Woods says otherwise, and after a marathon stretch of play Friday that helped him creep into contention at Merion Golf Club it's still possible he could be the one having the last say.
Trying to break a winless streak in major championships that now spans five full years, Woods played 25-plus holes in a respectable 1-over 70 to move up the leaderboard on a day when many other players were going the other way.
It wasn't good enough to get under par, or even crack the top 10. But he was just four shots back and in prime position to make a move over the weekend on an Open course that is playing much tougher than a lot of people expected.
Asked if he liked his chances, Woods didn't hesitate to answer, "Yes."

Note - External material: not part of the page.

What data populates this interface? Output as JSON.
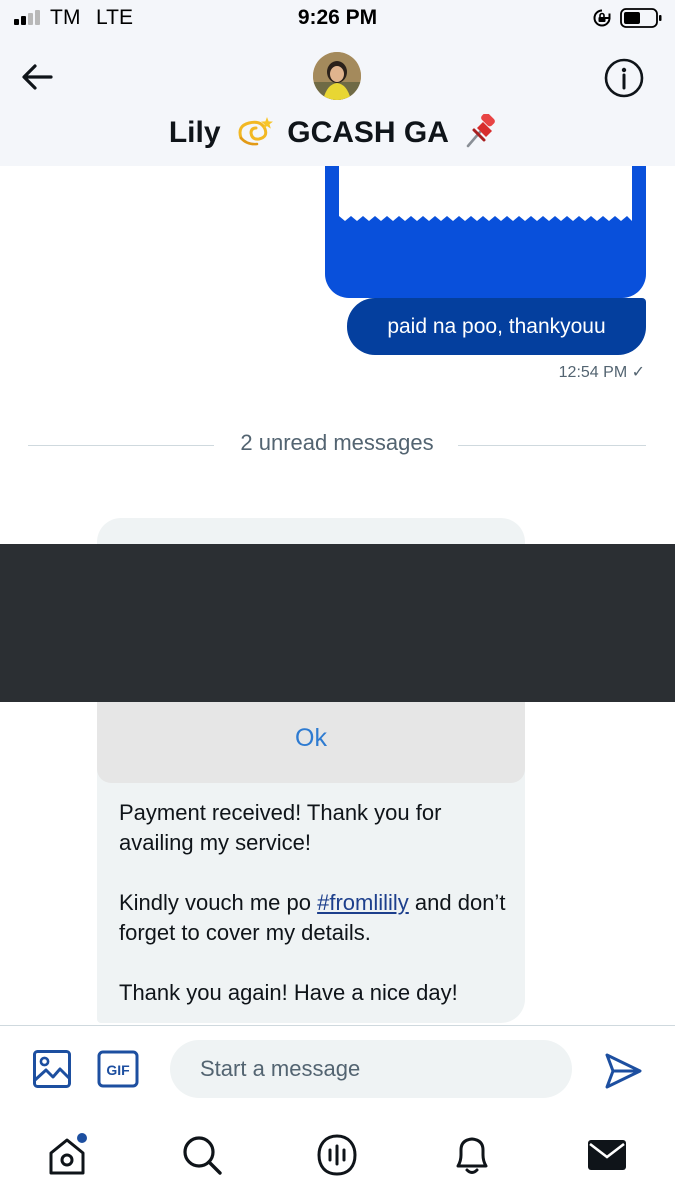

Woods had some issues on a day that began for him in the early morning and didn't finish until midafternoon. He missed some putts he might ordinarily expect to make, barely moved a chip a few inches forward, and guessed wrong on a couple of shots.
But that's U.S. Open golf, and the best player in the world stood at 3-over 143 after two rounds — the same as playing partner and budding buddy Rory McIlroy.
"I just made a couple of mistakes out there today, but I really played well," Woods said. "Maybe I could have gotten one or two more out of it, but it was a pretty good day."
The night before, Woods underwent some treatment on his left elbow, which he shook several times after hitting bad shots in the first 11 holes of a rain-delayed round. He said he hurt the elbow at the Players Championship and that it was painful at times, though on his good shots it didn't seem to bother him at all.
"It is what it is," Woods said.
McIlroy said he didn't even notice Woods was having difficulty with the elbow.
"I haven't seen anything wrong with him," McIlroy said after finishing with his own 73-70.
More worrisome than the elbow for Woods might be the fact he's never won a tournament after playing over par for the first two rounds. He's also never won a major championship coming from behind in the final round.
And then there's that winless streak in major championships that now stretches back to the 2008 U.S. Open at Torrey Pines.
But while Woods remains stuck at 14 in his chase of the record of 18 majors won by Jack Nicklaus, it doesn't mean he's forgotten how to win in conditions favored at the Open.
"Just keep grinding," he said. "You don't ever know what the winning score is going to be. You don't know if the guys are going to come back. We have a long way to go, and these conditions aren't going to get any easier."
The conditions Friday were challenging enough, though Woods and McIlroy got the better of the weather. For the most part, they avoided winds that started to pick up in the afternoon as the rain-saturated course began drying out.
The two are the main golf stars for Nike and have become increasingly friendly over the past few years, though they are 13 years apart in age. Woods has 12 more major titles than McIlroy, but the star from Northern Ireland has won his two during Woods' winless drought.